### YOUR GOAL
Only the pictures are dropped. Restate each line below word for word.

### INFORMATION SUPPLIED
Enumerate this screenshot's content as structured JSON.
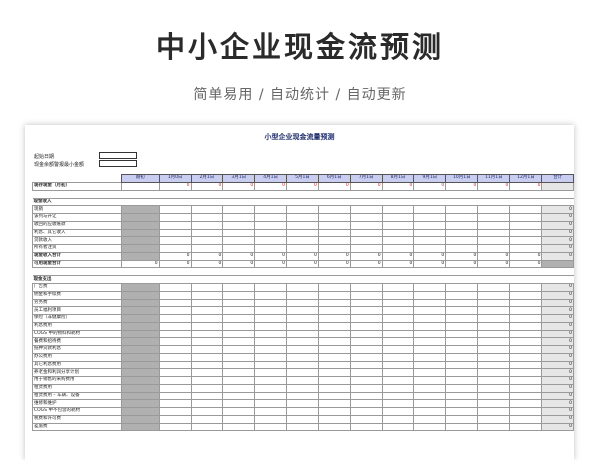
{
  "promo": {
    "title": "中小企业现金流预测",
    "subtitle": "简单易用 / 自动统计 / 自动更新"
  },
  "sheet": {
    "title": "小型企业现金流量预测",
    "meta": [
      {
        "label": "起始日期"
      },
      {
        "label": "现金余额警报最小金额"
      }
    ],
    "columns": [
      "期初",
      "1月0日",
      "2月1日",
      "3月1日",
      "4月1日",
      "5月1日",
      "6月1日",
      "7月1日",
      "8月1日",
      "9月1日",
      "10月1日",
      "11月1日",
      "12月1日",
      "合计"
    ],
    "opening_row": {
      "label": "现存现金（月初）",
      "values": [
        "0",
        "0",
        "0",
        "0",
        "0",
        "0",
        "0",
        "0",
        "0",
        "0",
        "0",
        "0"
      ]
    },
    "income_section": "现金收入",
    "income_items": [
      "现销",
      "该列与开让",
      "收回的应收账款",
      "利息、其它收入",
      "贷款收入",
      "所有者注资"
    ],
    "income_total": {
      "label": "现金收入合计",
      "values": [
        "0",
        "0",
        "0",
        "0",
        "0",
        "0",
        "0",
        "0",
        "0",
        "0",
        "0",
        "0"
      ]
    },
    "available_total": {
      "label": "可用现金合计",
      "values": [
        "0",
        "0",
        "0",
        "0",
        "0",
        "0",
        "0",
        "0",
        "0",
        "0",
        "0",
        "0",
        "0"
      ]
    },
    "expense_section": "现金支出",
    "expense_items": [
      "广告费",
      "佣金和手续费",
      "劳务费",
      "员工福利项目",
      "保险（非健康险）",
      "利息费用",
      "COGS 中的物料和耗材",
      "餐费和招待费",
      "抵押贷款利息",
      "办公费用",
      "其它利息费用",
      "养老金和利润分享计划",
      "用于销售的采购费用",
      "租赁费用",
      "租赁费用 – 车辆、设备",
      "维修和维护",
      "COGS 中不包含的耗材",
      "税费和许可费",
      "差旅费"
    ],
    "zero": "0"
  }
}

### TASK RESPONSE
Enumerate this screenshot's content as structured JSON.
{
  "promo": {
    "title": "中小企业现金流预测",
    "subtitle": "简单易用 / 自动统计 / 自动更新"
  },
  "sheet": {
    "title": "小型企业现金流量预测",
    "meta": [
      {
        "label": "起始日期"
      },
      {
        "label": "现金余额警报最小金额"
      }
    ],
    "columns": [
      "期初",
      "1月0日",
      "2月1日",
      "3月1日",
      "4月1日",
      "5月1日",
      "6月1日",
      "7月1日",
      "8月1日",
      "9月1日",
      "10月1日",
      "11月1日",
      "12月1日",
      "合计"
    ],
    "opening_row": {
      "label": "现存现金（月初）",
      "values": [
        "0",
        "0",
        "0",
        "0",
        "0",
        "0",
        "0",
        "0",
        "0",
        "0",
        "0",
        "0"
      ]
    },
    "income_section": "现金收入",
    "income_items": [
      "现销",
      "该列与开让",
      "收回的应收账款",
      "利息、其它收入",
      "贷款收入",
      "所有者注资"
    ],
    "income_total": {
      "label": "现金收入合计",
      "values": [
        "0",
        "0",
        "0",
        "0",
        "0",
        "0",
        "0",
        "0",
        "0",
        "0",
        "0",
        "0"
      ]
    },
    "available_total": {
      "label": "可用现金合计",
      "values": [
        "0",
        "0",
        "0",
        "0",
        "0",
        "0",
        "0",
        "0",
        "0",
        "0",
        "0",
        "0",
        "0"
      ]
    },
    "expense_section": "现金支出",
    "expense_items": [
      "广告费",
      "佣金和手续费",
      "劳务费",
      "员工福利项目",
      "保险（非健康险）",
      "利息费用",
      "COGS 中的物料和耗材",
      "餐费和招待费",
      "抵押贷款利息",
      "办公费用",
      "其它利息费用",
      "养老金和利润分享计划",
      "用于销售的采购费用",
      "租赁费用",
      "租赁费用 – 车辆、设备",
      "维修和维护",
      "COGS 中不包含的耗材",
      "税费和许可费",
      "差旅费"
    ],
    "zero": "0"
  }
}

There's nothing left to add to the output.